**EXERCISE DESCRIPTION:** The listing below is to be reproduced in full, character for character.

**SUPPLIED MATERIAL:**

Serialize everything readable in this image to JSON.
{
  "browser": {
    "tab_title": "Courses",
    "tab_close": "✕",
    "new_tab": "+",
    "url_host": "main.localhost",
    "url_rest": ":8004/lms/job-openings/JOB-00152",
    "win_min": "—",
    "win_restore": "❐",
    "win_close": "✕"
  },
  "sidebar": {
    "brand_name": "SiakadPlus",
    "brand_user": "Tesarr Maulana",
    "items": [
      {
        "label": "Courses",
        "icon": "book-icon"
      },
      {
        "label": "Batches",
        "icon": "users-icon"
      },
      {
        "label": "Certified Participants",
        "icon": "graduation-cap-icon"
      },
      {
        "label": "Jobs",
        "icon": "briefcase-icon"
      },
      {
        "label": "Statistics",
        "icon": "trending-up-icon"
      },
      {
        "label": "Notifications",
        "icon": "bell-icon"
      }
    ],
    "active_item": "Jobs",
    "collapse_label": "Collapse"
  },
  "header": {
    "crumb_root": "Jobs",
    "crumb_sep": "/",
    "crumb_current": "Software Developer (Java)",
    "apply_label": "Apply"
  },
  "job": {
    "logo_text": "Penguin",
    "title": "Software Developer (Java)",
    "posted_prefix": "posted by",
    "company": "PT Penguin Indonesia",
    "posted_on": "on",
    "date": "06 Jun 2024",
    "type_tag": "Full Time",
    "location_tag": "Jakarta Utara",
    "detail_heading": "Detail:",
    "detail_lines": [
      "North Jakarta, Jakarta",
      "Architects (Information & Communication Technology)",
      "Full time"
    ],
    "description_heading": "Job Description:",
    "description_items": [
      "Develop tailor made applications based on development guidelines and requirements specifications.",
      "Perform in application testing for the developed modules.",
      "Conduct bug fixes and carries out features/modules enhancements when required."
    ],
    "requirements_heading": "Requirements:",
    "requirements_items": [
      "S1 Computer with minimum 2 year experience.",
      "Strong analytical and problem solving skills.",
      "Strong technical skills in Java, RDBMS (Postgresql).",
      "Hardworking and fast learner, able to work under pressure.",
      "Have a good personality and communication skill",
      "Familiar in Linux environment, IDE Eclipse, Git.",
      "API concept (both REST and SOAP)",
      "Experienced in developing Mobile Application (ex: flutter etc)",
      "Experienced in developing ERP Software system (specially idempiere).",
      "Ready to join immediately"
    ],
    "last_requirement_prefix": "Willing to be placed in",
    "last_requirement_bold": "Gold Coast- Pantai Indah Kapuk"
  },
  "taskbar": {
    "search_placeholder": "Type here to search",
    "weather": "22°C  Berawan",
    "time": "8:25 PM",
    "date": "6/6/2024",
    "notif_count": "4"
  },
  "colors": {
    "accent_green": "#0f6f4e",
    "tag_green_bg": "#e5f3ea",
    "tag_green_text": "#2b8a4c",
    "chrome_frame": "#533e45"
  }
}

**ANSWER:**
Serialize everything readable in this image to JSON.
{
  "browser": {
    "tab_title": "Courses",
    "tab_close": "✕",
    "new_tab": "+",
    "url_host": "main.localhost",
    "url_rest": ":8004/lms/job-openings/JOB-00152",
    "win_min": "—",
    "win_restore": "❐",
    "win_close": "✕"
  },
  "sidebar": {
    "brand_name": "SiakadPlus",
    "brand_user": "Tesarr Maulana",
    "items": [
      {
        "label": "Courses",
        "icon": "book-icon"
      },
      {
        "label": "Batches",
        "icon": "users-icon"
      },
      {
        "label": "Certified Participants",
        "icon": "graduation-cap-icon"
      },
      {
        "label": "Jobs",
        "icon": "briefcase-icon"
      },
      {
        "label": "Statistics",
        "icon": "trending-up-icon"
      },
      {
        "label": "Notifications",
        "icon": "bell-icon"
      }
    ],
    "active_item": "Jobs",
    "collapse_label": "Collapse"
  },
  "header": {
    "crumb_root": "Jobs",
    "crumb_sep": "/",
    "crumb_current": "Software Developer (Java)",
    "apply_label": "Apply"
  },
  "job": {
    "logo_text": "Penguin",
    "title": "Software Developer (Java)",
    "posted_prefix": "posted by",
    "company": "PT Penguin Indonesia",
    "posted_on": "on",
    "date": "06 Jun 2024",
    "type_tag": "Full Time",
    "location_tag": "Jakarta Utara",
    "detail_heading": "Detail:",
    "detail_lines": [
      "North Jakarta, Jakarta",
      "Architects (Information & Communication Technology)",
      "Full time"
    ],
    "description_heading": "Job Description:",
    "description_items": [
      "Develop tailor made applications based on development guidelines and requirements specifications.",
      "Perform in application testing for the developed modules.",
      "Conduct bug fixes and carries out features/modules enhancements when required."
    ],
    "requirements_heading": "Requirements:",
    "requirements_items": [
      "S1 Computer with minimum 2 year experience.",
      "Strong analytical and problem solving skills.",
      "Strong technical skills in Java, RDBMS (Postgresql).",
      "Hardworking and fast learner, able to work under pressure.",
      "Have a good personality and communication skill",
      "Familiar in Linux environment, IDE Eclipse, Git.",
      "API concept (both REST and SOAP)",
      "Experienced in developing Mobile Application (ex: flutter etc)",
      "Experienced in developing ERP Software system (specially idempiere).",
      "Ready to join immediately"
    ],
    "last_requirement_prefix": "Willing to be placed in",
    "last_requirement_bold": "Gold Coast- Pantai Indah Kapuk"
  },
  "taskbar": {
    "search_placeholder": "Type here to search",
    "weather": "22°C  Berawan",
    "time": "8:25 PM",
    "date": "6/6/2024",
    "notif_count": "4"
  },
  "colors": {
    "accent_green": "#0f6f4e",
    "tag_green_bg": "#e5f3ea",
    "tag_green_text": "#2b8a4c",
    "chrome_frame": "#533e45"
  }
}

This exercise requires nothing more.